Each entry should be returned exactly as written, with no pictures carried over.

------------------------------------------------------------

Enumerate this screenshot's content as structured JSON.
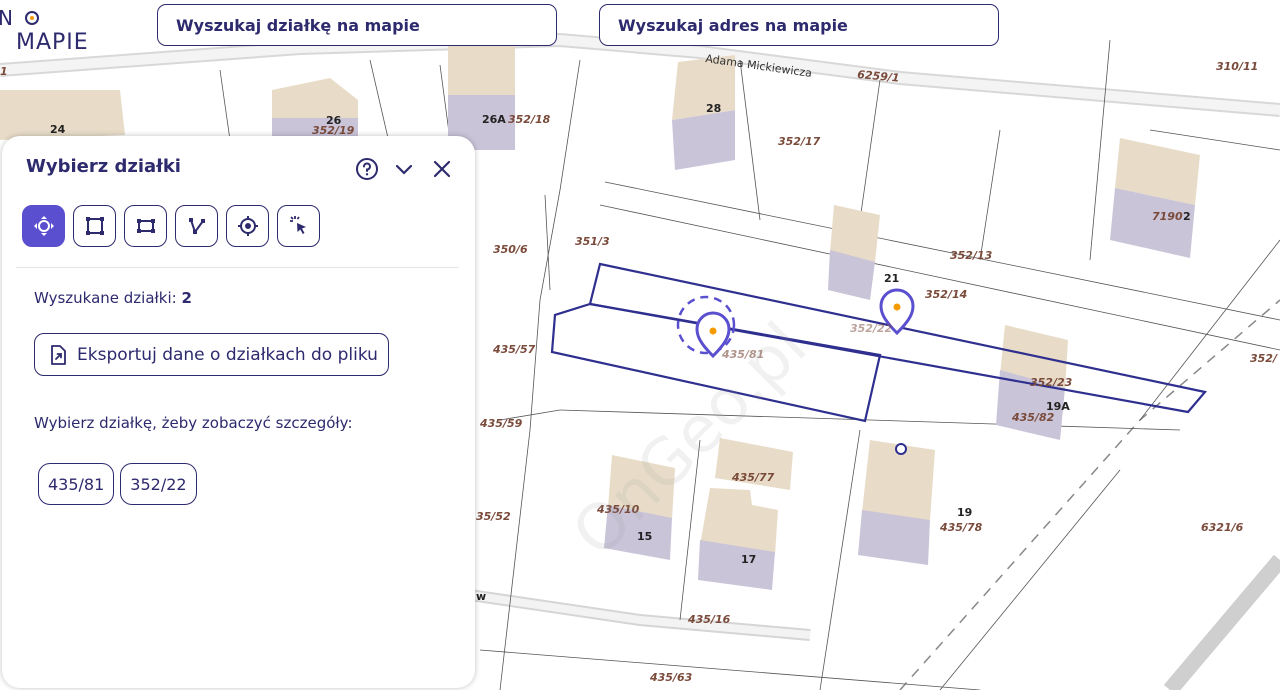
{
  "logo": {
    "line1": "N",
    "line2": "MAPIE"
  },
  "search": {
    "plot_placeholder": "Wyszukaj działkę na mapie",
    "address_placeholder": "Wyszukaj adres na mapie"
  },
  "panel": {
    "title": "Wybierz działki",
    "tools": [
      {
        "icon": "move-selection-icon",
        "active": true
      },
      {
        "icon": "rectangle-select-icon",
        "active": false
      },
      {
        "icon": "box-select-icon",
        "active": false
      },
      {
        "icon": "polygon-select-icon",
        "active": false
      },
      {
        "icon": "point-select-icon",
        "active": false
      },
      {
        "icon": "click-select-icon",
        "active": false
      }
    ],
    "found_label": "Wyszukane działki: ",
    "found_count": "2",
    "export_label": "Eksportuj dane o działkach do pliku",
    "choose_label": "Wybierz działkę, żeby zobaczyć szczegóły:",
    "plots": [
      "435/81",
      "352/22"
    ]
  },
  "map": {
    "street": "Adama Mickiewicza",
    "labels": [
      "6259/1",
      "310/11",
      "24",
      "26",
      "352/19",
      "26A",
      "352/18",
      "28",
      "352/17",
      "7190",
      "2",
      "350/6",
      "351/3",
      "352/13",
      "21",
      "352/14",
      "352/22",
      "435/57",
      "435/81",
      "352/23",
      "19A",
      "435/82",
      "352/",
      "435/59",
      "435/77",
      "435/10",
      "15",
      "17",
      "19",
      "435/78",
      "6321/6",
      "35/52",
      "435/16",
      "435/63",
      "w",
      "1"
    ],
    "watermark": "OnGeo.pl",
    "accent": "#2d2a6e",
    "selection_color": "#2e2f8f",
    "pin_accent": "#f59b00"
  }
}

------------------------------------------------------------

* **FINAL ANSWER**
Enumerate this screenshot's content as structured JSON.
{
  "logo": {
    "line1": "N",
    "line2": "MAPIE"
  },
  "search": {
    "plot_placeholder": "Wyszukaj działkę na mapie",
    "address_placeholder": "Wyszukaj adres na mapie"
  },
  "panel": {
    "title": "Wybierz działki",
    "tools": [
      {
        "icon": "move-selection-icon",
        "active": true
      },
      {
        "icon": "rectangle-select-icon",
        "active": false
      },
      {
        "icon": "box-select-icon",
        "active": false
      },
      {
        "icon": "polygon-select-icon",
        "active": false
      },
      {
        "icon": "point-select-icon",
        "active": false
      },
      {
        "icon": "click-select-icon",
        "active": false
      }
    ],
    "found_label": "Wyszukane działki: ",
    "found_count": "2",
    "export_label": "Eksportuj dane o działkach do pliku",
    "choose_label": "Wybierz działkę, żeby zobaczyć szczegóły:",
    "plots": [
      "435/81",
      "352/22"
    ]
  },
  "map": {
    "street": "Adama Mickiewicza",
    "labels": [
      "6259/1",
      "310/11",
      "24",
      "26",
      "352/19",
      "26A",
      "352/18",
      "28",
      "352/17",
      "7190",
      "2",
      "350/6",
      "351/3",
      "352/13",
      "21",
      "352/14",
      "352/22",
      "435/57",
      "435/81",
      "352/23",
      "19A",
      "435/82",
      "352/",
      "435/59",
      "435/77",
      "435/10",
      "15",
      "17",
      "19",
      "435/78",
      "6321/6",
      "35/52",
      "435/16",
      "435/63",
      "w",
      "1"
    ],
    "watermark": "OnGeo.pl",
    "accent": "#2d2a6e",
    "selection_color": "#2e2f8f",
    "pin_accent": "#f59b00"
  }
}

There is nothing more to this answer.